• _Problem to work on_: Scan the entries below for the word "screenshot". Copy out every line in which it occurs.

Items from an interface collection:
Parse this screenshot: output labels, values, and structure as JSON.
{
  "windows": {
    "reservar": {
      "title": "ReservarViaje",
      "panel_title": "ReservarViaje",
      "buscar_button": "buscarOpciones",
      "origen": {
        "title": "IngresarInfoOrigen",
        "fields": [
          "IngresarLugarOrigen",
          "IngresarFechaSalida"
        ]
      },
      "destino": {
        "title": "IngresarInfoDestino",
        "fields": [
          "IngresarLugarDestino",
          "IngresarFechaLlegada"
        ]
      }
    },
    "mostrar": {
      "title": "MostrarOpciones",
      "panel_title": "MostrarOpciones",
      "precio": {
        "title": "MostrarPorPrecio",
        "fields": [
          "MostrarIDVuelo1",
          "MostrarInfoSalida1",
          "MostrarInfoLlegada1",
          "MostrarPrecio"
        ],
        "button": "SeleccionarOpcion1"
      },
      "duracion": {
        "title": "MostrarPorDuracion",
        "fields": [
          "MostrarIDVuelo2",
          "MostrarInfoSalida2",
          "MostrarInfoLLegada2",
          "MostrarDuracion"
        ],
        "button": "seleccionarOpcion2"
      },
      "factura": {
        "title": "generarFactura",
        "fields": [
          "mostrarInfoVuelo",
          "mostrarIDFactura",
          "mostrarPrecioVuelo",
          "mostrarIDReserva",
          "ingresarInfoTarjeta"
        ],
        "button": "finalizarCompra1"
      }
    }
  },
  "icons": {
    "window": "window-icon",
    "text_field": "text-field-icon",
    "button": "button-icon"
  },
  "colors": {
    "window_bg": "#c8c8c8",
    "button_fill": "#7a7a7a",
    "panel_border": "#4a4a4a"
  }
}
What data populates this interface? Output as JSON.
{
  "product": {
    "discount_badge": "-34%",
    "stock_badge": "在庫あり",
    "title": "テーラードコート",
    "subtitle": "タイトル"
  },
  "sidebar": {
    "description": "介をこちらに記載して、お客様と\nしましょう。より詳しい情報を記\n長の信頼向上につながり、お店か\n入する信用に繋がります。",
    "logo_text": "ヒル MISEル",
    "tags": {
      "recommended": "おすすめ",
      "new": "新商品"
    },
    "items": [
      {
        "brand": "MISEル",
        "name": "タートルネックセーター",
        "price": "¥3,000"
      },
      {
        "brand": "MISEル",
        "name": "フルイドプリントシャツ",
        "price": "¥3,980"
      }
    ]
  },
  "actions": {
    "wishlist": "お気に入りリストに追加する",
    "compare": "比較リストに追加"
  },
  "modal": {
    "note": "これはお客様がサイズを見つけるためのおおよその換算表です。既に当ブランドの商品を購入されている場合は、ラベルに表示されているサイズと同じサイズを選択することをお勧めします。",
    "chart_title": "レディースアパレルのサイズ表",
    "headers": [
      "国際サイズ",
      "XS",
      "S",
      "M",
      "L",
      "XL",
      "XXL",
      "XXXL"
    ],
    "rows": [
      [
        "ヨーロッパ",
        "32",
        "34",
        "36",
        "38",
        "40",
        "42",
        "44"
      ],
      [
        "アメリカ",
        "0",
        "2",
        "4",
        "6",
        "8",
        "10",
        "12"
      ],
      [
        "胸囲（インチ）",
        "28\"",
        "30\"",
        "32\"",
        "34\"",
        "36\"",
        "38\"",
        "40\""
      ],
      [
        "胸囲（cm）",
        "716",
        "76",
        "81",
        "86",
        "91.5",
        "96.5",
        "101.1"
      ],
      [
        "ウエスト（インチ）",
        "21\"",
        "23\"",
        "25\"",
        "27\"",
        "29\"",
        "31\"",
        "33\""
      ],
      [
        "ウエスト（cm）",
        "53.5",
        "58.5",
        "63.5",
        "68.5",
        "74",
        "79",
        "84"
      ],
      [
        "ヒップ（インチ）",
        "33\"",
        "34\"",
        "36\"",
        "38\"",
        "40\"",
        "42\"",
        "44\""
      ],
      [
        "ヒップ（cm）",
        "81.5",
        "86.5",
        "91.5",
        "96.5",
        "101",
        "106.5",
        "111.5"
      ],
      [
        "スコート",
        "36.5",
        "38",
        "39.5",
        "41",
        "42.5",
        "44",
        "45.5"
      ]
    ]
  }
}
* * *
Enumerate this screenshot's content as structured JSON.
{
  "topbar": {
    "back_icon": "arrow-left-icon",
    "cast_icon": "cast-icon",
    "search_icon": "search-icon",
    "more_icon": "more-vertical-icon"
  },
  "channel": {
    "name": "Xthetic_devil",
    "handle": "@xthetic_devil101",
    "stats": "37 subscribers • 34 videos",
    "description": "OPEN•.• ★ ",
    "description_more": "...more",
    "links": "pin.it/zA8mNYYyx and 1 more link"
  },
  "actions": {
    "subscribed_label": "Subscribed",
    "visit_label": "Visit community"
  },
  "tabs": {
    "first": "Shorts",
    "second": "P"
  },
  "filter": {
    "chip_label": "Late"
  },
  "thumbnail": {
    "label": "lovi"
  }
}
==
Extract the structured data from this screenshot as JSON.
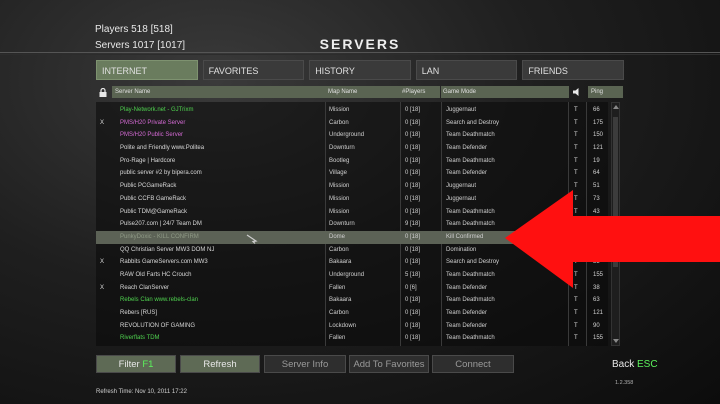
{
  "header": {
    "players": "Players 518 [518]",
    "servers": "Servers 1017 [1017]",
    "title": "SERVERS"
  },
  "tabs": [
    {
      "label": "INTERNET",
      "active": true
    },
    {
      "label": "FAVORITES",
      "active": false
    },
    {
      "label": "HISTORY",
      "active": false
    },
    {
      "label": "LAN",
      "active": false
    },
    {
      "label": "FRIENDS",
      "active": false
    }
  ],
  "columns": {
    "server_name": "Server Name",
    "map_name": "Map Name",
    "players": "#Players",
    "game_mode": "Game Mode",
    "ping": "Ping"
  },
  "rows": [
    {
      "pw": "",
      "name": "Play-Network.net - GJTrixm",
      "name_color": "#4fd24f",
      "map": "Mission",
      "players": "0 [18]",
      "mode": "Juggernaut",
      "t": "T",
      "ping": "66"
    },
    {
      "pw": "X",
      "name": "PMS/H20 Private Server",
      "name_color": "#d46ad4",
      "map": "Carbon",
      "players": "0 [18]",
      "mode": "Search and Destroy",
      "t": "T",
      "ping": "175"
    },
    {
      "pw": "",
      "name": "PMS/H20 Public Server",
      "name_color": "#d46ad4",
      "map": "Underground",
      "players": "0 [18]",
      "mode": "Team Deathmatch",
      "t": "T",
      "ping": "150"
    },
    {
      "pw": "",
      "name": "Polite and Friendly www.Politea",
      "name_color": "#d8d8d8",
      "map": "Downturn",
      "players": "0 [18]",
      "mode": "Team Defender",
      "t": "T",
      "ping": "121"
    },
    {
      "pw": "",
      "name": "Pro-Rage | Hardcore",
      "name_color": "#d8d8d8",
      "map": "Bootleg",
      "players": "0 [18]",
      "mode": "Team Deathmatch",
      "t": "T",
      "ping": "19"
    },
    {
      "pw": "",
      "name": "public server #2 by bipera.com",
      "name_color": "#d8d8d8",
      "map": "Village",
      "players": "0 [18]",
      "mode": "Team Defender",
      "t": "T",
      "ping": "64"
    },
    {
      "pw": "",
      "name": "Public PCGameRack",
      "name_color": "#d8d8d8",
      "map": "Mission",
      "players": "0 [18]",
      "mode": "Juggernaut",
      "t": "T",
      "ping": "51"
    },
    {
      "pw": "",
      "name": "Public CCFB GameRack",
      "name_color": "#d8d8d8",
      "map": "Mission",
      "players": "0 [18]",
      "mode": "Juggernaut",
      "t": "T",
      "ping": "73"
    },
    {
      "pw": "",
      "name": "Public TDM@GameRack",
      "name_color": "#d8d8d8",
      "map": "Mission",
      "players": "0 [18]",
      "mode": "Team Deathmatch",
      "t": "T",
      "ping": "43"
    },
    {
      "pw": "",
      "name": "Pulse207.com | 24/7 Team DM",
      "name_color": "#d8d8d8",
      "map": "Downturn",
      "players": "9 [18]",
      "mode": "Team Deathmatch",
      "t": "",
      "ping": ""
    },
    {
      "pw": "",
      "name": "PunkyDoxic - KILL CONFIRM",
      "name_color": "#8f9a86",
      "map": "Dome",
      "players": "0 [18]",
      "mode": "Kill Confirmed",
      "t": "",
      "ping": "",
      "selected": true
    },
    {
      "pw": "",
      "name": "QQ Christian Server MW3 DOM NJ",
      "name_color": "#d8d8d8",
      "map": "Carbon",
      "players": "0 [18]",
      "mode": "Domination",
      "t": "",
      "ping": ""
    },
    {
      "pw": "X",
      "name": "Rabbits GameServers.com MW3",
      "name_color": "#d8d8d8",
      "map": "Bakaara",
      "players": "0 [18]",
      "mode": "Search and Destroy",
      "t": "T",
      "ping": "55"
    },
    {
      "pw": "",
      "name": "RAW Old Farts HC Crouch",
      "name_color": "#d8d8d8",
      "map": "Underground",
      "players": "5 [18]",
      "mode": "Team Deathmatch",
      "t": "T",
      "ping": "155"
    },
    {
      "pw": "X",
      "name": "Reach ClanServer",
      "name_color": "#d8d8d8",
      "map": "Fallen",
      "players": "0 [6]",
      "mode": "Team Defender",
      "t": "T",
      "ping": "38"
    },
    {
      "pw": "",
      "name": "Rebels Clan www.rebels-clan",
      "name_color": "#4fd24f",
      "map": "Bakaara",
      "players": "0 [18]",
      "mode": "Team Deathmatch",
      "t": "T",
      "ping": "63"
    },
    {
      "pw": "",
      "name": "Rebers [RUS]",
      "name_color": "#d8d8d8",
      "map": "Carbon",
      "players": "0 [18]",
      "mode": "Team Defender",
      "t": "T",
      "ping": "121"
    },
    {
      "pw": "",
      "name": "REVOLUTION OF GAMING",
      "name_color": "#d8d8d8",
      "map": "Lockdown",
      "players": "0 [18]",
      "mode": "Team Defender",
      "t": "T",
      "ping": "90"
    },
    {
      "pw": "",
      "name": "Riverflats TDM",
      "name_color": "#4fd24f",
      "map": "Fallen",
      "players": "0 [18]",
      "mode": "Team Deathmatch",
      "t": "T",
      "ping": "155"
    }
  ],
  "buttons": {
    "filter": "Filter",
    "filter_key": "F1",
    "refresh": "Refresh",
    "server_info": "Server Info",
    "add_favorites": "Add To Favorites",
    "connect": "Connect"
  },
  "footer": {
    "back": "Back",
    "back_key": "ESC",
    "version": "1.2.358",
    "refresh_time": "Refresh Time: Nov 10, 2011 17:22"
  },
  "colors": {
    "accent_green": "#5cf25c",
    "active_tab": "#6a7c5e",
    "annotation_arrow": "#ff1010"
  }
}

• _Expected answer_:
Parse this screenshot: output labels, values, and structure as JSON.
Enumerate this screenshot's content as structured JSON.
Extract the structured data from this screenshot as JSON.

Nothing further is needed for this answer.